In her opinion, family was vital to her successful marriage.
“His family was really nice to me, his father used to celebrate Christmas for me and prepare special cakes for the occasion,” says the 70-year-old woman, who converted to Islam four years after her arrival.
“It took a while for him to realise he needed to share decisions, something which is very common in the Australian culture.
But we have a lot of understanding about the cultural difference, and this helps us handle things in a better way.” For Alexis, an American non-profit worker married for two years, talking and setting up common rules was essential to overcoming cultural differences.
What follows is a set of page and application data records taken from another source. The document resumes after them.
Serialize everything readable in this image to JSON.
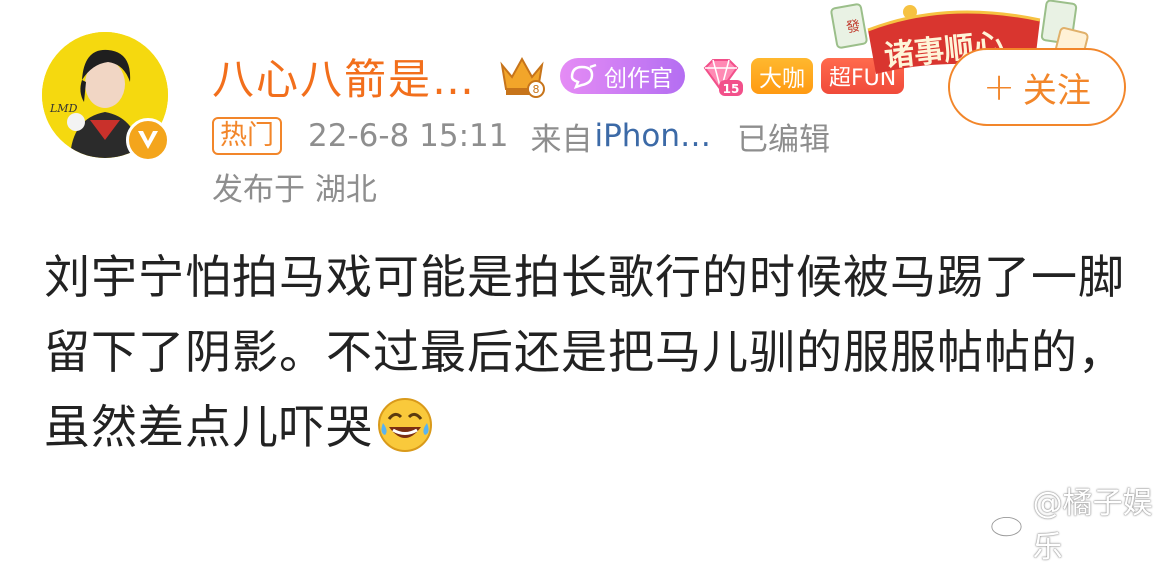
{
  "user": {
    "name": "八心八箭是…",
    "badges": {
      "creator": "创作官",
      "level_number": "15",
      "level_crown_number": "8",
      "dk": "大咖",
      "fun": "超FUN"
    }
  },
  "banner": {
    "text": "诸事顺心"
  },
  "follow": {
    "plus": "+",
    "label": "关注"
  },
  "meta": {
    "hot_tag": "热门",
    "datetime": "22-6-8 15:11",
    "source_prefix": "来自",
    "source_device": "iPhon…",
    "edited": "已编辑",
    "location": "发布于 湖北"
  },
  "post": {
    "text": "刘宇宁怕拍马戏可能是拍长歌行的时候被马踢了一脚留下了阴影。不过最后还是把马儿驯的服服帖帖的，虽然差点儿吓哭",
    "emoji": "laugh-cry-emoji"
  },
  "watermark": {
    "text": "@橘子娱乐"
  },
  "colors": {
    "accent": "#f2862a",
    "username": "#f26f1c",
    "link": "#3c6aa7",
    "meta": "#8e8e8e",
    "body": "#222222"
  }
}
“I had never left England, so it was very strange for me to move,” she recalls.Valentina Primo delves into the intricacies and intimacies of intercultural marriages as she speaks to six very different women from all over the world, with one common attribute: their Egyptian husbands.There is a massive cyber-library of gruesome books and articles revolving around the dangers of intercultural marriage, especially when it involves an Arab man, resulting in a global stereotype that configures nothing but prejudice.“When I was in the USA and he told them he was going to marry me, there was a lot of drama, but he insisted and I didn't seek their approval; I respected him more because he wasn't swayed by his family,” she says.“Five years later, his mother explained everything to me and everything changed.” A Global Negative Discourse “I am always annoyed with the negative publicity that comes with this topic, as I have been married to my half-Turkish half-Egyptian husband for over eight years and we have a wonderful marriage with two kids,” observes Sina, a globetrotter and interior designer based in Alexandria, where she runs a small boutique studio.“I had packed my suitcases with my Prada handbags and found myself choosing between buying yoghurt for my daughter or milk for me, as we couldn´t afford both,” she laughs with irony.